Antigua's Great Bird Island: 10 Tropical Species to Spot

by Nina Peacock

Imagine wandering through the tropical Great Bird Island, surrounded by the bright sounds and beautiful sights of tropicbirds, terns, and gulls. Located northwest of the shores of mainland Antigua, this Caribbean island is a bird lover's paradise, with over 182 species of birds to observe. Stroll along the pristine shores of Bird Island and take in the marine life and native flora before you hike to the top of Great Bird, where you can see both the Atlantic Ocean and Caribbean Sea, as well as a host of exotic birds native to the island.

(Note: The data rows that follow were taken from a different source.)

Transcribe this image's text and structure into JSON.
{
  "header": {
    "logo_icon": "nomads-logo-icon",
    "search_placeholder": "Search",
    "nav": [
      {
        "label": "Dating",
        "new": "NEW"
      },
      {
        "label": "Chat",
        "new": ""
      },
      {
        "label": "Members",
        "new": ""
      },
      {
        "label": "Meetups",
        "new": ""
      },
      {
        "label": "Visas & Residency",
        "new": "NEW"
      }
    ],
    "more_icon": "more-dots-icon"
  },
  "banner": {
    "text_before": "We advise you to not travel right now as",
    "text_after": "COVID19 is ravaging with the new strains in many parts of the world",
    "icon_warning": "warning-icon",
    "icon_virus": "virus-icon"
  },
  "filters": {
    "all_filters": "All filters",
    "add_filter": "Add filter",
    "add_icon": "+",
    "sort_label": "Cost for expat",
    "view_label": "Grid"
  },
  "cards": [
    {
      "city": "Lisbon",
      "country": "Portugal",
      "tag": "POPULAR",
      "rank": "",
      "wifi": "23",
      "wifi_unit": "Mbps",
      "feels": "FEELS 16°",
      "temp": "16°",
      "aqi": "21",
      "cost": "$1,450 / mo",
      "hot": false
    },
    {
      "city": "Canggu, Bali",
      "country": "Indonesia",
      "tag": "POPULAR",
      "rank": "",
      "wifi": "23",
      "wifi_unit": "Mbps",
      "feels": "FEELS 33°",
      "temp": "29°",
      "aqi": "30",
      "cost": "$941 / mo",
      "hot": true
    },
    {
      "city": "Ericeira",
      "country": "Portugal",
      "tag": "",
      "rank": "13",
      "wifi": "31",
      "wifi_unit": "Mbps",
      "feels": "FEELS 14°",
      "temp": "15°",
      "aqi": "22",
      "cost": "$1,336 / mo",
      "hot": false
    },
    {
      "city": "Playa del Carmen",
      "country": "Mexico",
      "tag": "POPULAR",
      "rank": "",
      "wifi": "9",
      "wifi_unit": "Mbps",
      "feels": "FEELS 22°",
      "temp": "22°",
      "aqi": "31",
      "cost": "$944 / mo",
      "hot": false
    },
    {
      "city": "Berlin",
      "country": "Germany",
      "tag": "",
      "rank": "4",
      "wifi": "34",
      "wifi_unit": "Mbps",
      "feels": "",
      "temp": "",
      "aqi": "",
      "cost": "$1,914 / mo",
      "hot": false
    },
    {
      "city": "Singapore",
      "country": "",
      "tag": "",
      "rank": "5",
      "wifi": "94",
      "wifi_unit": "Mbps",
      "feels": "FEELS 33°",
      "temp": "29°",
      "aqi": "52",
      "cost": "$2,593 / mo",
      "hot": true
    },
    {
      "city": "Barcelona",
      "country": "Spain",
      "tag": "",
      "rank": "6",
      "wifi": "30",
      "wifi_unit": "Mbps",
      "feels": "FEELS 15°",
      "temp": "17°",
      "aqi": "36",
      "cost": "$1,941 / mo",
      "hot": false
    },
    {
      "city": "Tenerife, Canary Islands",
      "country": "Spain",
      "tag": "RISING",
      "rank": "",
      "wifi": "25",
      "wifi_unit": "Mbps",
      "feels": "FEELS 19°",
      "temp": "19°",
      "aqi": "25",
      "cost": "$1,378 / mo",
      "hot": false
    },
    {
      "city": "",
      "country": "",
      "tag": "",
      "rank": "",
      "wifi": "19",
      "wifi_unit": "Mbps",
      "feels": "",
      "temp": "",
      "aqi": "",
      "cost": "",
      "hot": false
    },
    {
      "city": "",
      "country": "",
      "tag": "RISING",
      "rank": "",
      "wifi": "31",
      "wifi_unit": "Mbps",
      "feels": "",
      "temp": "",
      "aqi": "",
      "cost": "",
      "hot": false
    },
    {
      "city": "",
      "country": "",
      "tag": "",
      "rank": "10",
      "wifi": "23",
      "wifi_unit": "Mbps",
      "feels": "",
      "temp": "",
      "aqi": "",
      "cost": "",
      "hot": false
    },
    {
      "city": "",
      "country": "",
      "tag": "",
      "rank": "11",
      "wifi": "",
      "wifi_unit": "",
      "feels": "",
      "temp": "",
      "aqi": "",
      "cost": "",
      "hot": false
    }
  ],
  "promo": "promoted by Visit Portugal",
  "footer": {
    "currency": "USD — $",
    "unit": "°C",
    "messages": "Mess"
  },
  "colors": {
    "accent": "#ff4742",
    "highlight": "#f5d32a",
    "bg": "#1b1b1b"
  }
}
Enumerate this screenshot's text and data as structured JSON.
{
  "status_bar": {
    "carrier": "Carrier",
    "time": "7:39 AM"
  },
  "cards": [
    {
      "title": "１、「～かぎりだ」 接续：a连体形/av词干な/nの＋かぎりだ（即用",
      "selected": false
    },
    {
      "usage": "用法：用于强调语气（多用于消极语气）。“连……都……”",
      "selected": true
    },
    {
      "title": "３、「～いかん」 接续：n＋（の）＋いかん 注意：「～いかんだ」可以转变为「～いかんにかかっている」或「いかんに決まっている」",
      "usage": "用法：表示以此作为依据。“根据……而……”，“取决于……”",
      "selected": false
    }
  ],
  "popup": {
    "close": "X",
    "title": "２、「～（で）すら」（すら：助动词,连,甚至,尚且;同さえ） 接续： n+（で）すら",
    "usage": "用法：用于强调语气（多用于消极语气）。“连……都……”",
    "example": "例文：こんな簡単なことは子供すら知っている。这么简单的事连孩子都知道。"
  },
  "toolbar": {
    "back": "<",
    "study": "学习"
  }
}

Make this your checklist: 10 tropical birds to find on Great Bird Island. Some species are abundant, while spotting others will prove to be more challenging, but every discovery you make will unearth secrets of Antigua's vibrant wildlife.

  • West Indian Whistling Duck Identify this lovely, earth-toned fowl by the black spots that cover its brown neck and white belly, and its shrill voice. It's easiest to spot this bird in the early morning or late evening.
  • Lesser Antillean Bullfinch The males of this neotropical species are small and black, bearing an auburn spot beneath a dark gray beak. Females are a softer gray, with auburn wings, tails, and undertail covert feathers. It can be spotted at all elevations.
  • Brown Pelican Find huge brown pelicans gliding over the water, and plunging in to feed on schools of small fish. Look for a splash, then wait as the pelican emerges with its meal.
  • Red-Billed Tropicbird A prized sighting of many birdwatchers, you can distinguish this bird by its black-tipped wings, black eyeliner, and bright red bill.
  • Laughing Gull Go to the beach to find this white-bellied, gray bird with a black head and wingtips. Recognize them by their sound: piercing cries in quick succession that sound like raucous laughter.
  • Antillean Crested Hummingbird Also known as "Doctor Brushy," these common island hummingbirds are most likely to be found on flowering Dagger trees, but you can look for them on any flowering plants, as their high metabolic rates require them to feed all day.
  • Caribbean Coot This large waterbird can be found on freshwater lakes, ponds, and marshes. It resembles a duck in its size and shape, but its body is dark gray and black, and it has a distinctive white stripe that cover the front of its face and bill.
  • Royal Tern Likely to be found along a shore, this bird is tougher to find than the Least Tern on Great Bird Island — which can make spotting it incredibly worthwhile. Look for its white and gray body, black crown, and orange beak.
  • Red-Footed Booby The red-footed booby's feathers can vary in color; however, you can spot this large marine bird by its namesake characteristic: bright red feet. Look for these birds where they nest, in coastal trees and shrubs.
  • Magnificent Frigatebird Antigua has a population of 6,000 Magnificent Frigatebirds, making them members of the most populous key species on the island. The birds are aptly named: the males' red chests puff out from black feathers, and their piercing black eyes give them a dramatic appearance. Females, too, are black, but can be distinguished from males by their white breasts and lower neck sides, the brown wrap around their wings, and the blue rings around their eyes.

Consider an excursion to Great Bird Island, where you'll have ample time to search for Antigua's abundant avian treasures as you kayak, snorkel, and hike, or if you prefer, relax. To plan your journey to Antigua, explore Caribbean cruises.

Find an abundance of gulls, terns, egrets and ducks among the tropical isles of Antigua, especially on Great Bird Island, northwest of the mainland.
Find an abundance of gulls, terns, egrets and ducks among the tropical isles of Antigua, especially on Great Bird Island, northwest of the mainland.